|Posted March 13, 2008|
In the 'Tanagers' nest: Pack gets first practice
What the heck is a "tanager"?
Apparently, it's a small red bird, and the ThunderWolves played in the Tanagers' nest Wednesday night as they got in their first practice in South Dakota in preparation for the Division II National Tournament opener Friday night against tournament host South Dakota.
The ThunderWolves scored a date inside the auxiliary gym at Vermillion High School, home of the Tanagers, blocks away from the Dakota Dome, site of Friday night's game, in Vermillion, S.D.
The staff at Vermillion High School went out of their way to make sure the ThunderWolves' practice wasn't done in hostile territory. The Pack occupied the gym for two hours, going over top secret strategy in preparation for its game with USD.
The practice ended a day in which the Pack left CSU-Pueblo campus before even the birds were awake - bright and early - at 6 a.m. The team was given well-wishes and good-luck gifts from the CSU-Pueblo athletics staff, then made their way to the road toward Denver International Airport. The team made its way to Sioux City, Iowa, about an hour away from Vermillion, and hopped a charter into their hotel in town, one of only three teams of the eight-team field able to stay at one of the three hotels in Vermillion.
All in all, it was a flawless trip, without even the slightest hold-up at any airport.
Two years ago, when the ThunderWolves made it to the NCAA Division II Tourney for the first time in school history to take on the University of North Dakota, it was a different experience altogether, ThunderWolves assistant coach and then-Pack player, Leslie Haywood, said.
"We had to get a plan to Minneapolis and ride a bus five hours to Grand Forks, N.D. (site of the game that season)," Haywood said. "The day seemed like it would never end. But this was one of the best travelling days we've ever had."
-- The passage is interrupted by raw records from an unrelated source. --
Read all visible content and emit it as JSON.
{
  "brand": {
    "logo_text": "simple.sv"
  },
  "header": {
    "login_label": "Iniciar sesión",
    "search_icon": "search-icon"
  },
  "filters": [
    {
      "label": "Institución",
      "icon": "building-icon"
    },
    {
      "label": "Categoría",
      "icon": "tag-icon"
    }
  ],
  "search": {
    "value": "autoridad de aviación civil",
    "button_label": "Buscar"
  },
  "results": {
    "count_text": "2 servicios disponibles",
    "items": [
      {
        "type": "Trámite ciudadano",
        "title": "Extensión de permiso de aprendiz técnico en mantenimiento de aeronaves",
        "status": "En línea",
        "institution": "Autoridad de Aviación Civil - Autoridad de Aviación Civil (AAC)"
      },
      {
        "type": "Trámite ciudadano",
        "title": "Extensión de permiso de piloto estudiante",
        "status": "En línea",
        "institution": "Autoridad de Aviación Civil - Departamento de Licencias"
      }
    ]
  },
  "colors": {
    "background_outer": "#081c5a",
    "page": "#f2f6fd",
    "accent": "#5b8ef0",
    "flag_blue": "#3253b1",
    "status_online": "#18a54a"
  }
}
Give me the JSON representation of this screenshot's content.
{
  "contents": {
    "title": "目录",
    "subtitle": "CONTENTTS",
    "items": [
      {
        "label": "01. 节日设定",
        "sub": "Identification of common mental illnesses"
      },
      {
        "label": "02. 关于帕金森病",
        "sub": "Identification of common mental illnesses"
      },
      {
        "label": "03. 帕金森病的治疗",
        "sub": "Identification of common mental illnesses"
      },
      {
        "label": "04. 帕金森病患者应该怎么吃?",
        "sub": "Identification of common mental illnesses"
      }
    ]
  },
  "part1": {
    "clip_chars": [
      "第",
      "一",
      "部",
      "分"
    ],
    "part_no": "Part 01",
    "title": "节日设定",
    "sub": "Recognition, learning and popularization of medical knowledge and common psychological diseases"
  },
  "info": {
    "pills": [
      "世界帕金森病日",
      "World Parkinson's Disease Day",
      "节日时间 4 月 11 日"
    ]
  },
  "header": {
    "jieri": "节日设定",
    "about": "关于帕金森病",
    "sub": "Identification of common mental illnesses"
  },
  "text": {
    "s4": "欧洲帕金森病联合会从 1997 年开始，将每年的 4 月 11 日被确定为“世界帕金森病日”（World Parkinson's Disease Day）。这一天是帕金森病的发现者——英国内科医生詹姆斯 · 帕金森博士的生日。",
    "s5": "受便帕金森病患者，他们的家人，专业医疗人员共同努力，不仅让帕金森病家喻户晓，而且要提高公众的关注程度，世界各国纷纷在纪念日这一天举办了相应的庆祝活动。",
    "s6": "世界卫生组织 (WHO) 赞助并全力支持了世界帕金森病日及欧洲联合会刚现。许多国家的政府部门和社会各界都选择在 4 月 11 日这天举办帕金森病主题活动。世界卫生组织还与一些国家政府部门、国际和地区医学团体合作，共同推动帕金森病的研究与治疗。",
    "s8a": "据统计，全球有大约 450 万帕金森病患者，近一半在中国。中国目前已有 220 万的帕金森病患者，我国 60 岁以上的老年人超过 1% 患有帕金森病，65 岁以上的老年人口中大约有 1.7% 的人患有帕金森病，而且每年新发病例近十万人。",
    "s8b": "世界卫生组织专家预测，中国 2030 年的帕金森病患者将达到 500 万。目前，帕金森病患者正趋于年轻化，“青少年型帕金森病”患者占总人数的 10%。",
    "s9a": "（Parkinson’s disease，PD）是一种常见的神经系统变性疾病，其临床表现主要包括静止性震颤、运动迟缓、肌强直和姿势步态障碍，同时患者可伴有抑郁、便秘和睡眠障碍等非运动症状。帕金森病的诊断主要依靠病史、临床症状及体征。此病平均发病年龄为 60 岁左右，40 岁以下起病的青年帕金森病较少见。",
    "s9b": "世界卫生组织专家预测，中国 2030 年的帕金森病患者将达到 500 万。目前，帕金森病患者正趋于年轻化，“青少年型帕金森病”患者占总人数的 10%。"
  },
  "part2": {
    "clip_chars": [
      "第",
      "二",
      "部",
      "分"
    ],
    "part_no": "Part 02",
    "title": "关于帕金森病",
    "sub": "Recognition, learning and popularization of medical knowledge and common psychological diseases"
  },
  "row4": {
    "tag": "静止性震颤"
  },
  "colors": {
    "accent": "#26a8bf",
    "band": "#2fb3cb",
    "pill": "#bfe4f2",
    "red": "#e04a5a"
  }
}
The team's day ended in a normal way - with their trademark practice-ending half-court shot contest. Sarah Staggs was the victor, capping an end to a practice that was good - because somehow, even though it was nearly 1,000 miles away from home, it was normal.